The symposium identified a number of current barriers to health care for Latinos including:
- Latinos tend to work for small, low-wage businesses that do not offer insurance.
- Individual insurance is prohibitively expensive.
- Not enough information is available about currently existing programs, such as the state's Children's Health Insurance Program (CHIP).
- Cultural and linguistic barriers exist both in interactions with physicians and the paperwork required for public assistance.
- Latinos are concerned about being labeled a public charge if they use public assistance.
Some possible solutions identified by the symposium included:
- Expand outreach for public programs including better dissemination of information on existing programs encouraging enrollment and decreasing barriers.
- Use government incentives to encourage businesses (especially small businesses) to offer coverage.
- Examine creative solutions from insurance companies such as offering more affordable packages that focus on preventive care.
- Train more Spanish-speaking physicians and encourage the use of translators at physician offices.
"We urge America's political leaders to commit themselves to undertaking a series of sequential steps that will lead to health insurance for all Americans," said Dr. Fryhofer. "In these prosperous times, we must make sure no American suffers or dies needlessly due to a lack of access to health care."
ACP-ASIM is the nation's largest medical specialty organization and the second largest physician group. Membership comprises more than 115,000 internal medicine physicians and medical students.

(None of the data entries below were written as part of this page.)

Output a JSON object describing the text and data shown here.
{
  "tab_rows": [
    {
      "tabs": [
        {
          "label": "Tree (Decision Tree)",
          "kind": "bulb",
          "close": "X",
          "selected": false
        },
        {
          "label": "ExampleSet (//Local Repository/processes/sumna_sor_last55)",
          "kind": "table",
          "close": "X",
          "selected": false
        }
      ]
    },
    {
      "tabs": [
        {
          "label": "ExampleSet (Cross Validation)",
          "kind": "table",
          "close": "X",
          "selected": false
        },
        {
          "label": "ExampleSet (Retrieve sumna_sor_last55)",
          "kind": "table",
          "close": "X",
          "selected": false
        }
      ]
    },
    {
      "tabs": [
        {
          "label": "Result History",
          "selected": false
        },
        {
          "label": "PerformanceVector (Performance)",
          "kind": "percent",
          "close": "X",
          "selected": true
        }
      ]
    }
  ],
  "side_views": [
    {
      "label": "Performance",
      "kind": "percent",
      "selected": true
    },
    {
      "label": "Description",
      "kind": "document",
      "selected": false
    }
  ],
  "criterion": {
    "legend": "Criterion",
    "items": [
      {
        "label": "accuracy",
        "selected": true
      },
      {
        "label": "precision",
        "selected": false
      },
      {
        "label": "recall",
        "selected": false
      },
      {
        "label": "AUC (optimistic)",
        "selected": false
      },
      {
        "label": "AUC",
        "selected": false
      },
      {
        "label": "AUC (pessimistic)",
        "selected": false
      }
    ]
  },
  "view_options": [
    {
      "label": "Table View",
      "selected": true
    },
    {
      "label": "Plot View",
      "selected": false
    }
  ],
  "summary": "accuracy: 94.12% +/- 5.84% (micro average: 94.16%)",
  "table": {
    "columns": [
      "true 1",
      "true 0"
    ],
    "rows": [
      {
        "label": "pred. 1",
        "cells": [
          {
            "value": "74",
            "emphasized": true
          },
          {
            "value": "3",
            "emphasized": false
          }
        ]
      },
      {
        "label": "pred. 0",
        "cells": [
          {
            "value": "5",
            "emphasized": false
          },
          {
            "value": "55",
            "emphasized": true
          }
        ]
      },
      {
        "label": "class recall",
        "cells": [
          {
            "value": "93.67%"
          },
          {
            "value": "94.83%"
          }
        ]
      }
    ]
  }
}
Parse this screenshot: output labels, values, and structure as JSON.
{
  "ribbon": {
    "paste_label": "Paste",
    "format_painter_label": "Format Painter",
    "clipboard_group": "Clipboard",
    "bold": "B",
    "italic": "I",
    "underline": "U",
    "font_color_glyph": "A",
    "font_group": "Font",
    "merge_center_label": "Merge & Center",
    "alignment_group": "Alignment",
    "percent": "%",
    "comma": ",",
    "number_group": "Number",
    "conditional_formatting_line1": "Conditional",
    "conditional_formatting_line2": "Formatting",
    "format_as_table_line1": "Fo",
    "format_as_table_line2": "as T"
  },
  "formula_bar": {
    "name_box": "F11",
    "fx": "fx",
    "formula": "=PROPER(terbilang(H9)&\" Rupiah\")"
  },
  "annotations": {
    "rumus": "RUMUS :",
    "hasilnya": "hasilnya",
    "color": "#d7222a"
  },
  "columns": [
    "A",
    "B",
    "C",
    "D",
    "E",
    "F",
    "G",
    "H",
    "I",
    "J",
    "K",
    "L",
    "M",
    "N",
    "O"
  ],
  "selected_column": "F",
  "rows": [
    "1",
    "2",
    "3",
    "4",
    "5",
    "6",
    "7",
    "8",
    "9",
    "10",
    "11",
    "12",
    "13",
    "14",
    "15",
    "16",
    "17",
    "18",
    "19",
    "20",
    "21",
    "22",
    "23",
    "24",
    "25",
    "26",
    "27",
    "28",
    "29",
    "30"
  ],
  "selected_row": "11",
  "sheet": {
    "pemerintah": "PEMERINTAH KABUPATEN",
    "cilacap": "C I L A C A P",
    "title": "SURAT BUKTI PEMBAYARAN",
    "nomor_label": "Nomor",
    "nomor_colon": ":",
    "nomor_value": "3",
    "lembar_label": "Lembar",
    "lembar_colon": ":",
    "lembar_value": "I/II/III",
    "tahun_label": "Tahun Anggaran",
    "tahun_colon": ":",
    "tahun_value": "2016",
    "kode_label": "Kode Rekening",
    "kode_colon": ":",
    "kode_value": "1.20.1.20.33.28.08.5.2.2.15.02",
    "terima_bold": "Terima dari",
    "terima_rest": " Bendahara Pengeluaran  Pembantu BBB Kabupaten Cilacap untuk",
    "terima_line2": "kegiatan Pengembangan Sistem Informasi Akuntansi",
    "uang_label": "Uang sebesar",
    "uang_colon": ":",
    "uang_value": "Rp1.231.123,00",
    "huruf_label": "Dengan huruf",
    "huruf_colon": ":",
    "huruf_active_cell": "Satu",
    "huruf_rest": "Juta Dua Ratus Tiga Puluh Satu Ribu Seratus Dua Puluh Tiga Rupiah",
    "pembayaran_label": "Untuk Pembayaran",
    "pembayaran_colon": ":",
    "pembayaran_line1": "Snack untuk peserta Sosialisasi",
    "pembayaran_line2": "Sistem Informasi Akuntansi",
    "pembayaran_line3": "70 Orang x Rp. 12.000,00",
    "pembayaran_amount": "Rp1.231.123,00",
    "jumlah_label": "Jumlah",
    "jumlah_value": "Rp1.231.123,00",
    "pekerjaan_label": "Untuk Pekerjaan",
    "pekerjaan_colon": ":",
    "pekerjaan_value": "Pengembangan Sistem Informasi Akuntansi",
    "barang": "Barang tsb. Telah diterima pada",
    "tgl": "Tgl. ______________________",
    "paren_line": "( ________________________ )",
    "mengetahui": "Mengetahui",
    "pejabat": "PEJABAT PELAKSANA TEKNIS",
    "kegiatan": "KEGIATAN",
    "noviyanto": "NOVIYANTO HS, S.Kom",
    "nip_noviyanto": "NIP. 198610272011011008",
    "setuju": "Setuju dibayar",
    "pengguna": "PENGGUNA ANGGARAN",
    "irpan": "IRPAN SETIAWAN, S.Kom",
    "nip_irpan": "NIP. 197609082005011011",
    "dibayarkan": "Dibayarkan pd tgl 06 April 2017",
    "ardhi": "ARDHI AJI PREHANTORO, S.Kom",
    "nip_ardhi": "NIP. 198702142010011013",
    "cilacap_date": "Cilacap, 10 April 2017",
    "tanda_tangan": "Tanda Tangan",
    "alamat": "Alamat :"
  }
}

- Jack E. Pope, ACP-ASIM Washington Office, 202-261-4556
- David Edelson, ACP-ASIM Washington Office, 202 261-4575